Write out the entries once more, exactly as they appear.

-- Data records --
:::::

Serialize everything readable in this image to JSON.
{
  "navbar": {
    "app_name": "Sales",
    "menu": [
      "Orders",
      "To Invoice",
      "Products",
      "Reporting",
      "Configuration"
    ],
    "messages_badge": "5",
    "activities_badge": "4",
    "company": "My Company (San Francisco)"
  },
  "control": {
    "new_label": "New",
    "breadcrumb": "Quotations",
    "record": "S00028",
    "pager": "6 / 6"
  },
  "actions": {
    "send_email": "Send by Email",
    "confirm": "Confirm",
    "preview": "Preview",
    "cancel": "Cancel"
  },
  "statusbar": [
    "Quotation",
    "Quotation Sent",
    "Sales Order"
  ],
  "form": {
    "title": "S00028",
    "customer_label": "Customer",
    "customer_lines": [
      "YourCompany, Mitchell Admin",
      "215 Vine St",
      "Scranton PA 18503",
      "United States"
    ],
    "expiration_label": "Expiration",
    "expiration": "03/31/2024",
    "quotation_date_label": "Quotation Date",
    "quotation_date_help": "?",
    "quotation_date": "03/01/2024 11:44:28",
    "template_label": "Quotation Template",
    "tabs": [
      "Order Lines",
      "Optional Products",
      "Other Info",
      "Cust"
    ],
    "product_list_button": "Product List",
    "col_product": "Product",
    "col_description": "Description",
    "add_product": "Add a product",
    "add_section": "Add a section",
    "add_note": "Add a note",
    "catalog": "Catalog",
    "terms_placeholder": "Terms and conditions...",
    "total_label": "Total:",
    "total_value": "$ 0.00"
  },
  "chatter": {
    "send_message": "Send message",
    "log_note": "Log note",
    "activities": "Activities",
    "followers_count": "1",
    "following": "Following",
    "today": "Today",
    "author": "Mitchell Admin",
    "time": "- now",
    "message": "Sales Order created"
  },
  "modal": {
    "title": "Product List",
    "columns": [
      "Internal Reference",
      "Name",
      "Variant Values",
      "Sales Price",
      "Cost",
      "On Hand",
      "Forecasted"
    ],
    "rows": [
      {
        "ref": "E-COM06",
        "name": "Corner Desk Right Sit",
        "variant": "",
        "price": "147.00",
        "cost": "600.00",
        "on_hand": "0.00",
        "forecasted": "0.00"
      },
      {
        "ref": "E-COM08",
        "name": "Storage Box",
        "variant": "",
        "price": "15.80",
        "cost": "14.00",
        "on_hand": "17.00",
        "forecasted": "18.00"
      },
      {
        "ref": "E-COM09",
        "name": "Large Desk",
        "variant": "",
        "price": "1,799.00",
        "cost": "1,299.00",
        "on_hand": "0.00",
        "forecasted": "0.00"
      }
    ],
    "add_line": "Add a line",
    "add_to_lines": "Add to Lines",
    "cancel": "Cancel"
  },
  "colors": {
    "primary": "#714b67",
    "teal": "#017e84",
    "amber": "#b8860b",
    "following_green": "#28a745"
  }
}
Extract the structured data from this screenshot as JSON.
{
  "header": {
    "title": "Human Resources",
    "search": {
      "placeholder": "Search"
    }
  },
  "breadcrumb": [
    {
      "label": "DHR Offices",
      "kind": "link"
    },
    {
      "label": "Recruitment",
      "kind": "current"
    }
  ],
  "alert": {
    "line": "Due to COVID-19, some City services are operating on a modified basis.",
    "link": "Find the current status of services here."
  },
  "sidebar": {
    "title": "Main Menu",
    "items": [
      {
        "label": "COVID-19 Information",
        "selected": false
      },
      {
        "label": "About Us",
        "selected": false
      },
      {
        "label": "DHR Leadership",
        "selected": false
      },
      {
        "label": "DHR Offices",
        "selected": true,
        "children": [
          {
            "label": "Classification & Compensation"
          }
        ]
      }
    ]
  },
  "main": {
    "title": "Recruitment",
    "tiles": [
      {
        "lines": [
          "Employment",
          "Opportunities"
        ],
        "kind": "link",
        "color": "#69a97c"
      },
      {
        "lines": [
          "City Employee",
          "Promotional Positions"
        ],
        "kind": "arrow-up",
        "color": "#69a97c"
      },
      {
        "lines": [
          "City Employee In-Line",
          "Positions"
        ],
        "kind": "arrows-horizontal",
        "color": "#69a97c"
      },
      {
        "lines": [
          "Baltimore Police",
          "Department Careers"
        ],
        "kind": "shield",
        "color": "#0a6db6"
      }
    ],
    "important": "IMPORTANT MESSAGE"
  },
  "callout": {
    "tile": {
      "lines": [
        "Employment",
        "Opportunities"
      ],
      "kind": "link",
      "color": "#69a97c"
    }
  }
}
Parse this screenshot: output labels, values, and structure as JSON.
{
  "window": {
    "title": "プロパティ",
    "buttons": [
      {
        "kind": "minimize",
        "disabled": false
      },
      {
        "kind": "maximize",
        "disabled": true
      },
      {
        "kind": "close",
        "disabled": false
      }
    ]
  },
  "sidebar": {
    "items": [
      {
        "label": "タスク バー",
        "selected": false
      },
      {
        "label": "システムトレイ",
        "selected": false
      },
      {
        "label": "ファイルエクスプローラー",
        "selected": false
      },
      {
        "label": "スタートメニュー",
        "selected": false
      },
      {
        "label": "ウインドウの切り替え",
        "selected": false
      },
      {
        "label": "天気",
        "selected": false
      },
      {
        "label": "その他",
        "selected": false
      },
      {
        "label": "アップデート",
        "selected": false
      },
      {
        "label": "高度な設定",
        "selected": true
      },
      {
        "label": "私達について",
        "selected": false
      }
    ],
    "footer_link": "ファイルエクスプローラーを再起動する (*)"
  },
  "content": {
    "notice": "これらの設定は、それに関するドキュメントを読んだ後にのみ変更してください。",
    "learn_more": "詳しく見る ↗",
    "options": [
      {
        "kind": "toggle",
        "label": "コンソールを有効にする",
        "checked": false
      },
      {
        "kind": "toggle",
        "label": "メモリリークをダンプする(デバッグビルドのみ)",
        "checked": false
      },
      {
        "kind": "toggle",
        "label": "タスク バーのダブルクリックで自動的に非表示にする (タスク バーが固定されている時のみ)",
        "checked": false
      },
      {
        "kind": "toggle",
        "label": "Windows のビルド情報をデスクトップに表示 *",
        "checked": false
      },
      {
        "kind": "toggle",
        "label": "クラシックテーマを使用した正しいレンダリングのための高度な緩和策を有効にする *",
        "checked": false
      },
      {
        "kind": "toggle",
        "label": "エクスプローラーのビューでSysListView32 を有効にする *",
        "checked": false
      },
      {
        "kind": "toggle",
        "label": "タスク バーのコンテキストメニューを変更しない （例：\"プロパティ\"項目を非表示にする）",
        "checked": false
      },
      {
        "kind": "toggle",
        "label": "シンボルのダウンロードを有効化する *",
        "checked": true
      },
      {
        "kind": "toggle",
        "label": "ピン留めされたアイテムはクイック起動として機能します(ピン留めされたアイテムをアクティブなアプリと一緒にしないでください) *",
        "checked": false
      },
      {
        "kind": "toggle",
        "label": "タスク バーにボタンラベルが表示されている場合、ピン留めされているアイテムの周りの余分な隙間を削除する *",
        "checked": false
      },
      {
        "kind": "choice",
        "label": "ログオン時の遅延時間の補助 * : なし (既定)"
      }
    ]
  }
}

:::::

-- Reply to the exercise --
Serialize everything readable in this image to JSON.
{
  "navbar": {
    "app_name": "Sales",
    "menu": [
      "Orders",
      "To Invoice",
      "Products",
      "Reporting",
      "Configuration"
    ],
    "messages_badge": "5",
    "activities_badge": "4",
    "company": "My Company (San Francisco)"
  },
  "control": {
    "new_label": "New",
    "breadcrumb": "Quotations",
    "record": "S00028",
    "pager": "6 / 6"
  },
  "actions": {
    "send_email": "Send by Email",
    "confirm": "Confirm",
    "preview": "Preview",
    "cancel": "Cancel"
  },
  "statusbar": [
    "Quotation",
    "Quotation Sent",
    "Sales Order"
  ],
  "form": {
    "title": "S00028",
    "customer_label": "Customer",
    "customer_lines": [
      "YourCompany, Mitchell Admin",
      "215 Vine St",
      "Scranton PA 18503",
      "United States"
    ],
    "expiration_label": "Expiration",
    "expiration": "03/31/2024",
    "quotation_date_label": "Quotation Date",
    "quotation_date_help": "?",
    "quotation_date": "03/01/2024 11:44:28",
    "template_label": "Quotation Template",
    "tabs": [
      "Order Lines",
      "Optional Products",
      "Other Info",
      "Cust"
    ],
    "product_list_button": "Product List",
    "col_product": "Product",
    "col_description": "Description",
    "add_product": "Add a product",
    "add_section": "Add a section",
    "add_note": "Add a note",
    "catalog": "Catalog",
    "terms_placeholder": "Terms and conditions...",
    "total_label": "Total:",
    "total_value": "$ 0.00"
  },
  "chatter": {
    "send_message": "Send message",
    "log_note": "Log note",
    "activities": "Activities",
    "followers_count": "1",
    "following": "Following",
    "today": "Today",
    "author": "Mitchell Admin",
    "time": "- now",
    "message": "Sales Order created"
  },
  "modal": {
    "title": "Product List",
    "columns": [
      "Internal Reference",
      "Name",
      "Variant Values",
      "Sales Price",
      "Cost",
      "On Hand",
      "Forecasted"
    ],
    "rows": [
      {
        "ref": "E-COM06",
        "name": "Corner Desk Right Sit",
        "variant": "",
        "price": "147.00",
        "cost": "600.00",
        "on_hand": "0.00",
        "forecasted": "0.00"
      },
      {
        "ref": "E-COM08",
        "name": "Storage Box",
        "variant": "",
        "price": "15.80",
        "cost": "14.00",
        "on_hand": "17.00",
        "forecasted": "18.00"
      },
      {
        "ref": "E-COM09",
        "name": "Large Desk",
        "variant": "",
        "price": "1,799.00",
        "cost": "1,299.00",
        "on_hand": "0.00",
        "forecasted": "0.00"
      }
    ],
    "add_line": "Add a line",
    "add_to_lines": "Add to Lines",
    "cancel": "Cancel"
  },
  "colors": {
    "primary": "#714b67",
    "teal": "#017e84",
    "amber": "#b8860b",
    "following_green": "#28a745"
  }
}
Extract the structured data from this screenshot as JSON.
{
  "header": {
    "title": "Human Resources",
    "search": {
      "placeholder": "Search"
    }
  },
  "breadcrumb": [
    {
      "label": "DHR Offices",
      "kind": "link"
    },
    {
      "label": "Recruitment",
      "kind": "current"
    }
  ],
  "alert": {
    "line": "Due to COVID-19, some City services are operating on a modified basis.",
    "link": "Find the current status of services here."
  },
  "sidebar": {
    "title": "Main Menu",
    "items": [
      {
        "label": "COVID-19 Information",
        "selected": false
      },
      {
        "label": "About Us",
        "selected": false
      },
      {
        "label": "DHR Leadership",
        "selected": false
      },
      {
        "label": "DHR Offices",
        "selected": true,
        "children": [
          {
            "label": "Classification & Compensation"
          }
        ]
      }
    ]
  },
  "main": {
    "title": "Recruitment",
    "tiles": [
      {
        "lines": [
          "Employment",
          "Opportunities"
        ],
        "kind": "link",
        "color": "#69a97c"
      },
      {
        "lines": [
          "City Employee",
          "Promotional Positions"
        ],
        "kind": "arrow-up",
        "color": "#69a97c"
      },
      {
        "lines": [
          "City Employee In-Line",
          "Positions"
        ],
        "kind": "arrows-horizontal",
        "color": "#69a97c"
      },
      {
        "lines": [
          "Baltimore Police",
          "Department Careers"
        ],
        "kind": "shield",
        "color": "#0a6db6"
      }
    ],
    "important": "IMPORTANT MESSAGE"
  },
  "callout": {
    "tile": {
      "lines": [
        "Employment",
        "Opportunities"
      ],
      "kind": "link",
      "color": "#69a97c"
    }
  }
}
Parse this screenshot: output labels, values, and structure as JSON.
{
  "window": {
    "title": "プロパティ",
    "buttons": [
      {
        "kind": "minimize",
        "disabled": false
      },
      {
        "kind": "maximize",
        "disabled": true
      },
      {
        "kind": "close",
        "disabled": false
      }
    ]
  },
  "sidebar": {
    "items": [
      {
        "label": "タスク バー",
        "selected": false
      },
      {
        "label": "システムトレイ",
        "selected": false
      },
      {
        "label": "ファイルエクスプローラー",
        "selected": false
      },
      {
        "label": "スタートメニュー",
        "selected": false
      },
      {
        "label": "ウインドウの切り替え",
        "selected": false
      },
      {
        "label": "天気",
        "selected": false
      },
      {
        "label": "その他",
        "selected": false
      },
      {
        "label": "アップデート",
        "selected": false
      },
      {
        "label": "高度な設定",
        "selected": true
      },
      {
        "label": "私達について",
        "selected": false
      }
    ],
    "footer_link": "ファイルエクスプローラーを再起動する (*)"
  },
  "content": {
    "notice": "これらの設定は、それに関するドキュメントを読んだ後にのみ変更してください。",
    "learn_more": "詳しく見る ↗",
    "options": [
      {
        "kind": "toggle",
        "label": "コンソールを有効にする",
        "checked": false
      },
      {
        "kind": "toggle",
        "label": "メモリリークをダンプする(デバッグビルドのみ)",
        "checked": false
      },
      {
        "kind": "toggle",
        "label": "タスク バーのダブルクリックで自動的に非表示にする (タスク バーが固定されている時のみ)",
        "checked": false
      },
      {
        "kind": "toggle",
        "label": "Windows のビルド情報をデスクトップに表示 *",
        "checked": false
      },
      {
        "kind": "toggle",
        "label": "クラシックテーマを使用した正しいレンダリングのための高度な緩和策を有効にする *",
        "checked": false
      },
      {
        "kind": "toggle",
        "label": "エクスプローラーのビューでSysListView32 を有効にする *",
        "checked": false
      },
      {
        "kind": "toggle",
        "label": "タスク バーのコンテキストメニューを変更しない （例：\"プロパティ\"項目を非表示にする）",
        "checked": false
      },
      {
        "kind": "toggle",
        "label": "シンボルのダウンロードを有効化する *",
        "checked": true
      },
      {
        "kind": "toggle",
        "label": "ピン留めされたアイテムはクイック起動として機能します(ピン留めされたアイテムをアクティブなアプリと一緒にしないでください) *",
        "checked": false
      },
      {
        "kind": "toggle",
        "label": "タスク バーにボタンラベルが表示されている場合、ピン留めされているアイテムの周りの余分な隙間を削除する *",
        "checked": false
      },
      {
        "kind": "choice",
        "label": "ログオン時の遅延時間の補助 * : なし (既定)"
      }
    ]
  }
}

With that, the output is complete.